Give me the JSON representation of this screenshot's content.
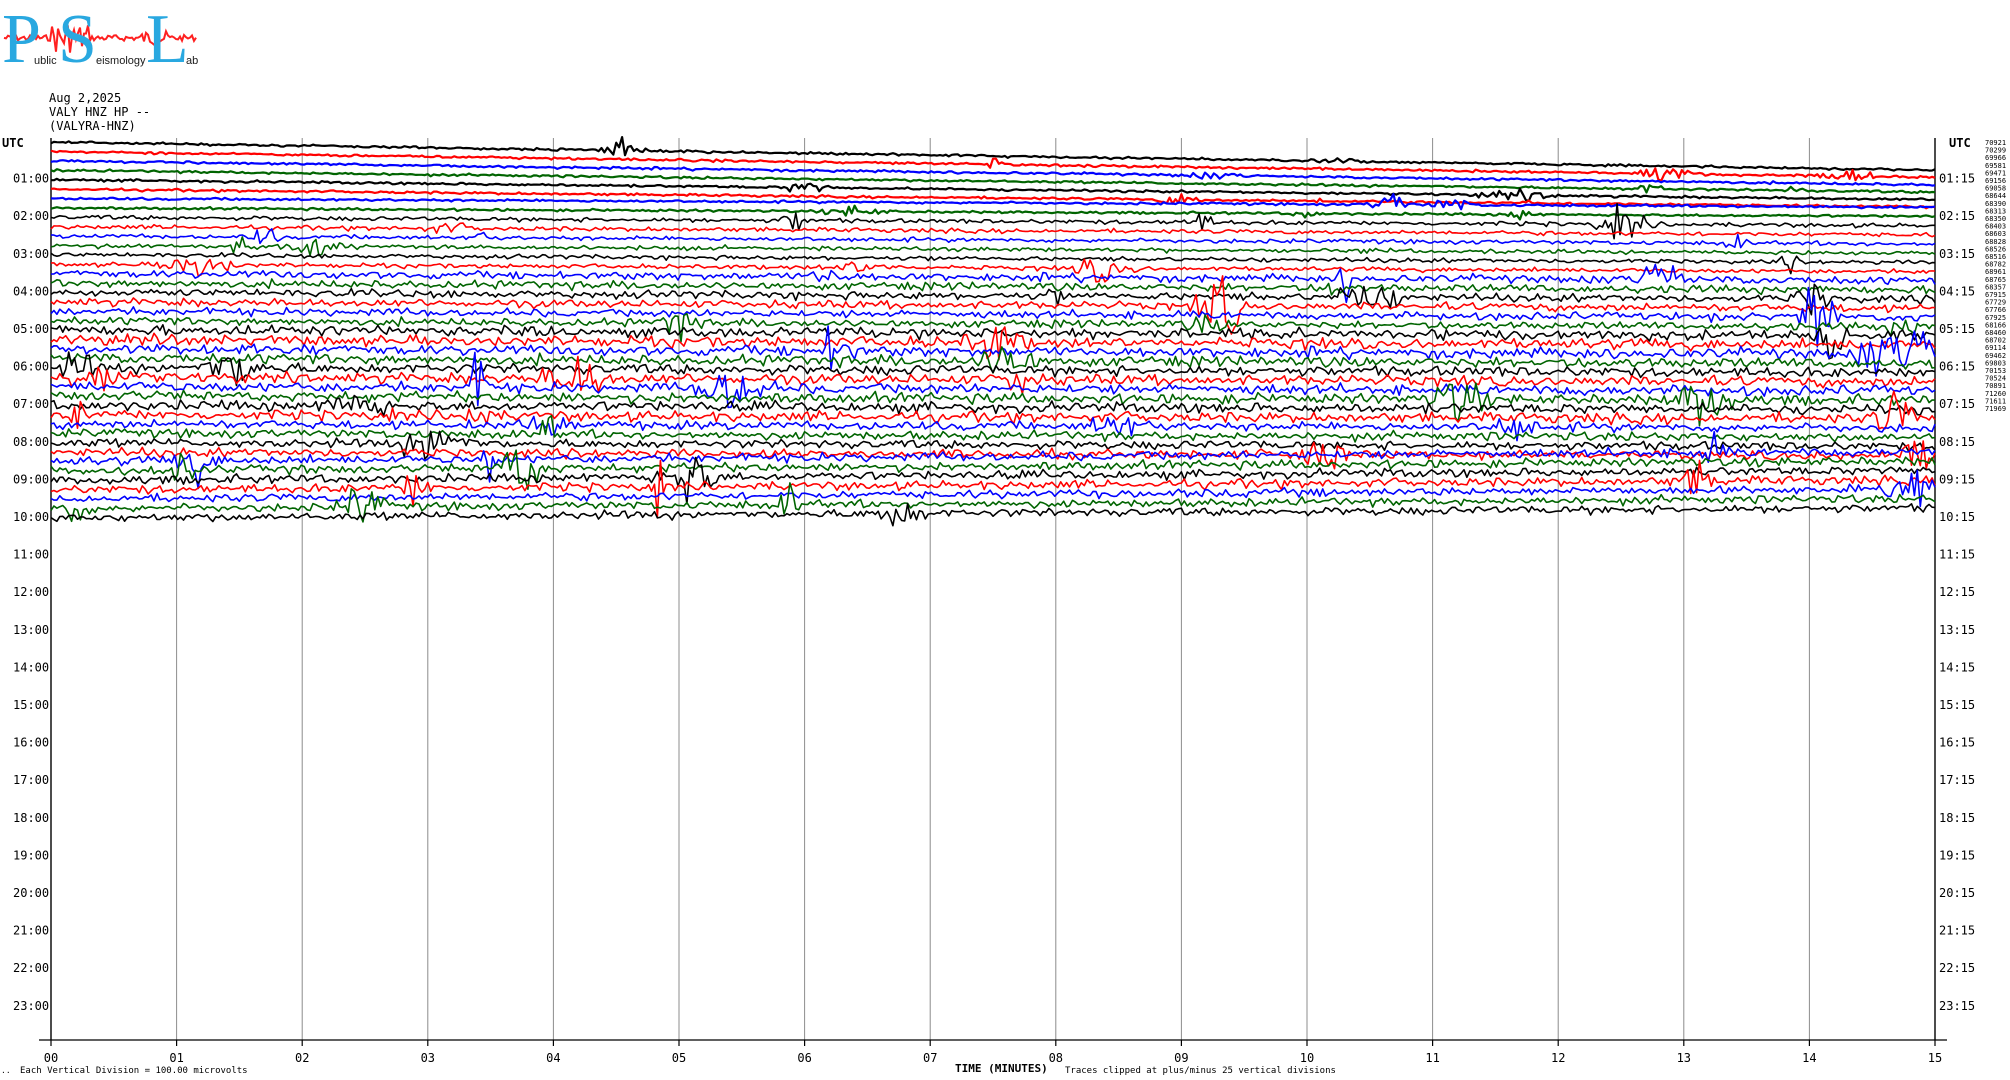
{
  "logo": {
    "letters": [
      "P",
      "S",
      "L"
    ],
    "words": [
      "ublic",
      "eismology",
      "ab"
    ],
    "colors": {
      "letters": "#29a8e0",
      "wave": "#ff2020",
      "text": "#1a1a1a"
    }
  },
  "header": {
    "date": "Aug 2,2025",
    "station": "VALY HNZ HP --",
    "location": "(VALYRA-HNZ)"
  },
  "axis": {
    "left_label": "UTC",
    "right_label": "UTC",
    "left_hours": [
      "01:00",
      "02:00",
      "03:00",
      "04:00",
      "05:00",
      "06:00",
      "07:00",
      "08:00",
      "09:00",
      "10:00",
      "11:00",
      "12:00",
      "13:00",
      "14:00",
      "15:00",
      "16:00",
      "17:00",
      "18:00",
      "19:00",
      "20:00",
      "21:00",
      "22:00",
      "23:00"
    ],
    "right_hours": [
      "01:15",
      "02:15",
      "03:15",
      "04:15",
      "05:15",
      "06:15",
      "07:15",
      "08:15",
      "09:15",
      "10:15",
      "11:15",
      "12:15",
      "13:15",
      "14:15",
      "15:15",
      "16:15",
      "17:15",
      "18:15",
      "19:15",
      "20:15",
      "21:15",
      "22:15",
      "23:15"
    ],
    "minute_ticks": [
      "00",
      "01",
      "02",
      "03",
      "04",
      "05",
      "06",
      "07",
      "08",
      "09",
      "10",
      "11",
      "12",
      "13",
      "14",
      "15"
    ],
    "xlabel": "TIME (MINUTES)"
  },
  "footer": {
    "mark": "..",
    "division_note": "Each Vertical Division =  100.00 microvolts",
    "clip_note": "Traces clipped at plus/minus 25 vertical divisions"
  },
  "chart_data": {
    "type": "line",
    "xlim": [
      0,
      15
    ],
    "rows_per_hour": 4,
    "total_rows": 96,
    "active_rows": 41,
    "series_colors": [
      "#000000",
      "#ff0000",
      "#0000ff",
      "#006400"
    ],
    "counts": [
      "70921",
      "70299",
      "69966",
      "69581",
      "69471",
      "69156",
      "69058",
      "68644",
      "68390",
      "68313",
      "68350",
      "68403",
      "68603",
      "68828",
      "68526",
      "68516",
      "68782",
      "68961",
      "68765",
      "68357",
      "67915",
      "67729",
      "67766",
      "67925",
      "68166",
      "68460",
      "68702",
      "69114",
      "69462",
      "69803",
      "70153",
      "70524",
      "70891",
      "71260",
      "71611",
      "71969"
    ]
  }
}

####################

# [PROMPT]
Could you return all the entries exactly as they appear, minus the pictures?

# [TASK RESULT]
Give me the JSON representation of this screenshot's content.
{
  "logo": {
    "letters": [
      "P",
      "S",
      "L"
    ],
    "words": [
      "ublic",
      "eismology",
      "ab"
    ],
    "colors": {
      "letters": "#29a8e0",
      "wave": "#ff2020",
      "text": "#1a1a1a"
    }
  },
  "header": {
    "date": "Aug 2,2025",
    "station": "VALY HNZ HP --",
    "location": "(VALYRA-HNZ)"
  },
  "axis": {
    "left_label": "UTC",
    "right_label": "UTC",
    "left_hours": [
      "01:00",
      "02:00",
      "03:00",
      "04:00",
      "05:00",
      "06:00",
      "07:00",
      "08:00",
      "09:00",
      "10:00",
      "11:00",
      "12:00",
      "13:00",
      "14:00",
      "15:00",
      "16:00",
      "17:00",
      "18:00",
      "19:00",
      "20:00",
      "21:00",
      "22:00",
      "23:00"
    ],
    "right_hours": [
      "01:15",
      "02:15",
      "03:15",
      "04:15",
      "05:15",
      "06:15",
      "07:15",
      "08:15",
      "09:15",
      "10:15",
      "11:15",
      "12:15",
      "13:15",
      "14:15",
      "15:15",
      "16:15",
      "17:15",
      "18:15",
      "19:15",
      "20:15",
      "21:15",
      "22:15",
      "23:15"
    ],
    "minute_ticks": [
      "00",
      "01",
      "02",
      "03",
      "04",
      "05",
      "06",
      "07",
      "08",
      "09",
      "10",
      "11",
      "12",
      "13",
      "14",
      "15"
    ],
    "xlabel": "TIME (MINUTES)"
  },
  "footer": {
    "mark": "..",
    "division_note": "Each Vertical Division =  100.00 microvolts",
    "clip_note": "Traces clipped at plus/minus 25 vertical divisions"
  },
  "chart_data": {
    "type": "line",
    "xlim": [
      0,
      15
    ],
    "rows_per_hour": 4,
    "total_rows": 96,
    "active_rows": 41,
    "series_colors": [
      "#000000",
      "#ff0000",
      "#0000ff",
      "#006400"
    ],
    "counts": [
      "70921",
      "70299",
      "69966",
      "69581",
      "69471",
      "69156",
      "69058",
      "68644",
      "68390",
      "68313",
      "68350",
      "68403",
      "68603",
      "68828",
      "68526",
      "68516",
      "68782",
      "68961",
      "68765",
      "68357",
      "67915",
      "67729",
      "67766",
      "67925",
      "68166",
      "68460",
      "68702",
      "69114",
      "69462",
      "69803",
      "70153",
      "70524",
      "70891",
      "71260",
      "71611",
      "71969"
    ]
  }
}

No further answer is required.